----- LISTED RECORDS -----

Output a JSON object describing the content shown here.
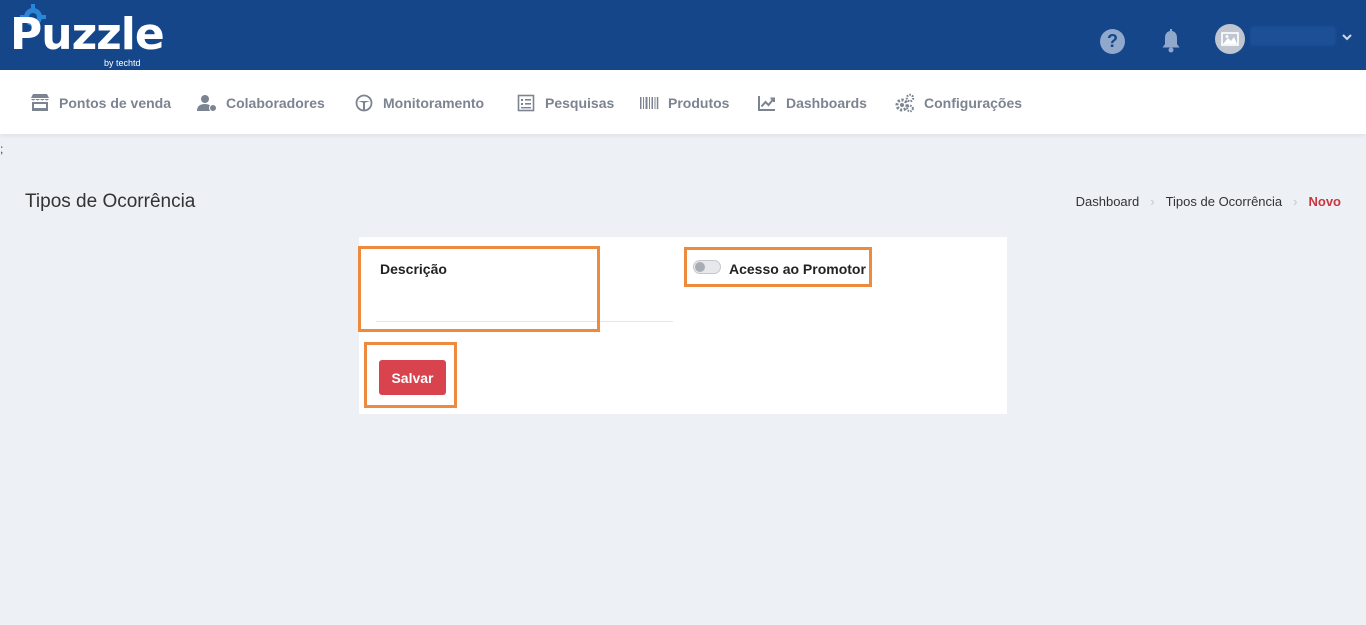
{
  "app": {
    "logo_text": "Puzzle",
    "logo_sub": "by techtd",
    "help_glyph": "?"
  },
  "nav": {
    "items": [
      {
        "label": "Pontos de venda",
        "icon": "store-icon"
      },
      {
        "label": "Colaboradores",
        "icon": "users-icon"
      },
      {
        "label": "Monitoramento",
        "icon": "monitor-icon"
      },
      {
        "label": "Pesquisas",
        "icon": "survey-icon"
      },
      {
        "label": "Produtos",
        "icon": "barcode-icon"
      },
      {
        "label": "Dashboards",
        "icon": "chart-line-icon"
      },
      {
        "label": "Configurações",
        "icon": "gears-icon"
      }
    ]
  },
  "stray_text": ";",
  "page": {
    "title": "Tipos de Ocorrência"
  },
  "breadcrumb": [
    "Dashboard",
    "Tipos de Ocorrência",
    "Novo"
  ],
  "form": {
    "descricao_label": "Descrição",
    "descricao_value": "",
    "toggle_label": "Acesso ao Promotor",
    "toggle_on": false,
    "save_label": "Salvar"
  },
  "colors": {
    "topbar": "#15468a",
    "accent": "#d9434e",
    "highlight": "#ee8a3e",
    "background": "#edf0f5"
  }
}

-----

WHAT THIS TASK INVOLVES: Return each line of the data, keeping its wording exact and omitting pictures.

WRITTEN RESPONSE:
Output a JSON object describing the content shown here.
{
  "app": {
    "logo_text": "Puzzle",
    "logo_sub": "by techtd",
    "help_glyph": "?"
  },
  "nav": {
    "items": [
      {
        "label": "Pontos de venda",
        "icon": "store-icon"
      },
      {
        "label": "Colaboradores",
        "icon": "users-icon"
      },
      {
        "label": "Monitoramento",
        "icon": "monitor-icon"
      },
      {
        "label": "Pesquisas",
        "icon": "survey-icon"
      },
      {
        "label": "Produtos",
        "icon": "barcode-icon"
      },
      {
        "label": "Dashboards",
        "icon": "chart-line-icon"
      },
      {
        "label": "Configurações",
        "icon": "gears-icon"
      }
    ]
  },
  "stray_text": ";",
  "page": {
    "title": "Tipos de Ocorrência"
  },
  "breadcrumb": [
    "Dashboard",
    "Tipos de Ocorrência",
    "Novo"
  ],
  "form": {
    "descricao_label": "Descrição",
    "descricao_value": "",
    "toggle_label": "Acesso ao Promotor",
    "toggle_on": false,
    "save_label": "Salvar"
  },
  "colors": {
    "topbar": "#15468a",
    "accent": "#d9434e",
    "highlight": "#ee8a3e",
    "background": "#edf0f5"
  }
}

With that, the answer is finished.